discusses his life beyond the presidency. his childhood, in china. this is part of these stanford university archives. >> when did your career as an engineer come to an end? >> it came to an end shortly after i took over the belgian relief in 1914. i did not know it at the time. that the war would be over shortly and we would get back to work. as the war went on and on, my clients and partners had to have some other interest, so i never went back to the profession. >> who was it you to get into the relief work question marks above that was the combined belgians,of leading the belgian prime minister, the american ambassador in london, and the american prime minister in brussels. they all seemed to concentrate on me to undertake the job. so this operation carried on during the war -- it you certainly must've been in for exciting experiences from time to time. >> most of it was pretty humble business. you had to transport a tremendous volume of food overseas with a fleet of 300 ships, to have it transported inland, have the population take possession of the agricultural products and
CSPAN
Sep 25, 2016 10:00pm EDT
the original myers family cups and china and a jewish used in jewish ceremonies and rituals. from here, we will enter the myers master bedroom. this is another room where the majority of the furniture that you are seeing is original to the family, not just antiques. this is the actual bed moses myers slept in, and unfortunately, it is the bed he died in. it is a locally made piece of furniture by local craftsman james woodward. you can see the acorn above the headboard. that is a symbol of wealth. one of the things that this family definitely had going for it. this is a great place where we can talk about form following function with furniture. bed is still popular today, back then, it would have had heavy curtains in the winter. this chair could be pulled forward towards the fire and it acts as walls to circulate the heat. allow me to bring you behind the scenes and show what is in this closet. here we have some of the myers' clothing. in fact, that gold suit on your left may have been the suit that moses was wearing in this 1785 miniature portrait. many guests point out that they wou

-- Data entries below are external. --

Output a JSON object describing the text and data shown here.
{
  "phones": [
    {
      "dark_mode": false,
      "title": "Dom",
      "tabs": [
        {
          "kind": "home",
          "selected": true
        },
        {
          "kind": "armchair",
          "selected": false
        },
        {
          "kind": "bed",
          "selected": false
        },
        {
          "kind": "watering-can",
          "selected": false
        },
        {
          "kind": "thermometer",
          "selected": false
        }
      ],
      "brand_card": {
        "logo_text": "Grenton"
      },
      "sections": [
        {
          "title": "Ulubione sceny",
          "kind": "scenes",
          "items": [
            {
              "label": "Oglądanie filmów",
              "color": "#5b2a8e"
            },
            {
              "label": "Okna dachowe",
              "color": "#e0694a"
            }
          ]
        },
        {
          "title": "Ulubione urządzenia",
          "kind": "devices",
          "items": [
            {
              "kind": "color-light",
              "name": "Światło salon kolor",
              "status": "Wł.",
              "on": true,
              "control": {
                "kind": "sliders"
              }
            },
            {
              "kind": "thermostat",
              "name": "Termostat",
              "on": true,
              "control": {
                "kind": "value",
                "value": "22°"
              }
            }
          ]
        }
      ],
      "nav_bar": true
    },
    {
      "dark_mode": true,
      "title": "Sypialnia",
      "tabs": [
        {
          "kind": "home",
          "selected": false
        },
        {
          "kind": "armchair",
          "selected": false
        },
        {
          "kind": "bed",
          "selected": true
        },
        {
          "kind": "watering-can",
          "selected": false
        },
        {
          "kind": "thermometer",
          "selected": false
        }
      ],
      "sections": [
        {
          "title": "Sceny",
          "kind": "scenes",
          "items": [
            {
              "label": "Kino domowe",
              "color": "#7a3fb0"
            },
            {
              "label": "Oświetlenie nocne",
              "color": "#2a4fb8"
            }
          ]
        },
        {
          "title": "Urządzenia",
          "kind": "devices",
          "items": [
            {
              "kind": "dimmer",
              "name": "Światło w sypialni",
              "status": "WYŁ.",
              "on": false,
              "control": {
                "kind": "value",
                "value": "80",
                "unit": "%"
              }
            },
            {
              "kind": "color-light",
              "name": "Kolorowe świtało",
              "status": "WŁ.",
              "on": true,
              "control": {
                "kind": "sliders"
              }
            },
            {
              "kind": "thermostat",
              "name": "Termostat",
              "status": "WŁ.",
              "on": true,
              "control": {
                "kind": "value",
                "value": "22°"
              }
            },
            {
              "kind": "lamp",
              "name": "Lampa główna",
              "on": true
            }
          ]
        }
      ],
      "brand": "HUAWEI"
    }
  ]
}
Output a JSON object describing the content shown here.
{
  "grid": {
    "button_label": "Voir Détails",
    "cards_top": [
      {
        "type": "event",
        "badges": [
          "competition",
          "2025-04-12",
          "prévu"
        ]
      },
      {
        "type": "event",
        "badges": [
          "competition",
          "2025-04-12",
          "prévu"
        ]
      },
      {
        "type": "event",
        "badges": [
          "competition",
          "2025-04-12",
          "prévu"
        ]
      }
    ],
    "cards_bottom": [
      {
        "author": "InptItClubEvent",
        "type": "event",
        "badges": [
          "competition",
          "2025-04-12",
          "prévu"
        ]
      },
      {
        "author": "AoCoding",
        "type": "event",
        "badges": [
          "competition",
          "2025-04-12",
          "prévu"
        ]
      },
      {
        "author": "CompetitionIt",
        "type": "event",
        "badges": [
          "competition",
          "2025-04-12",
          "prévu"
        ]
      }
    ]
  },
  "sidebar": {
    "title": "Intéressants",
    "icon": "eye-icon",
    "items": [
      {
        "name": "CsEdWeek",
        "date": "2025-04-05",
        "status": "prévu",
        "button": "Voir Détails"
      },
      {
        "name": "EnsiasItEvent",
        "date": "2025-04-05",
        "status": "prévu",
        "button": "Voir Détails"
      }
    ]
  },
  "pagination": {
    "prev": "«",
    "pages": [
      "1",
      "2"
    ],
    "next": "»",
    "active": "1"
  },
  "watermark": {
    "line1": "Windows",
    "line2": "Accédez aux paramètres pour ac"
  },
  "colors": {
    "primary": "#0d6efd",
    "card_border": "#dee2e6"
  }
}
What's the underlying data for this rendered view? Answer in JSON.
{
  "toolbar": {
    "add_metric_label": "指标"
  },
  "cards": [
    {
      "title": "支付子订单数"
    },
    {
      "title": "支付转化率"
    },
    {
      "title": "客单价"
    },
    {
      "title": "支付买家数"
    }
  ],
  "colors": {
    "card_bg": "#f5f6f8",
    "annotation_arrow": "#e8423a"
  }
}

CSPAN
Oct 18, 2015 6:00pm EDT
parlor, so you're displaying your fancy furniture, dishes on display to show fancy china. english influence on architecture to create a room for guests and displaying your fanciest goods. we are right next to a very , having the mom and dad sleeping on the first floor is a very german tradition , so that master bedroom is right next to this english parlor and has that cultural blending right here in this very room, and then we have porches on the front and back of the house, which are a west african influence on architecture. a big story of how these cultures are coming together and blending to create this new american culture that we still add to today. it's not finished, but this is where we are at in the 1850's. >> thanks for visiting the frontier cultural museum today. we would love to see you out here. please come to visit us in stanton, virginia. a this is the second of two-part series on the frontier culture museum, part one export daily life in europe for migrants before they came to colonial america. you can watch this and other american artifacts programs anytime by visi
Search Results 0 to 49 of about 86 (some duplicates have been removed)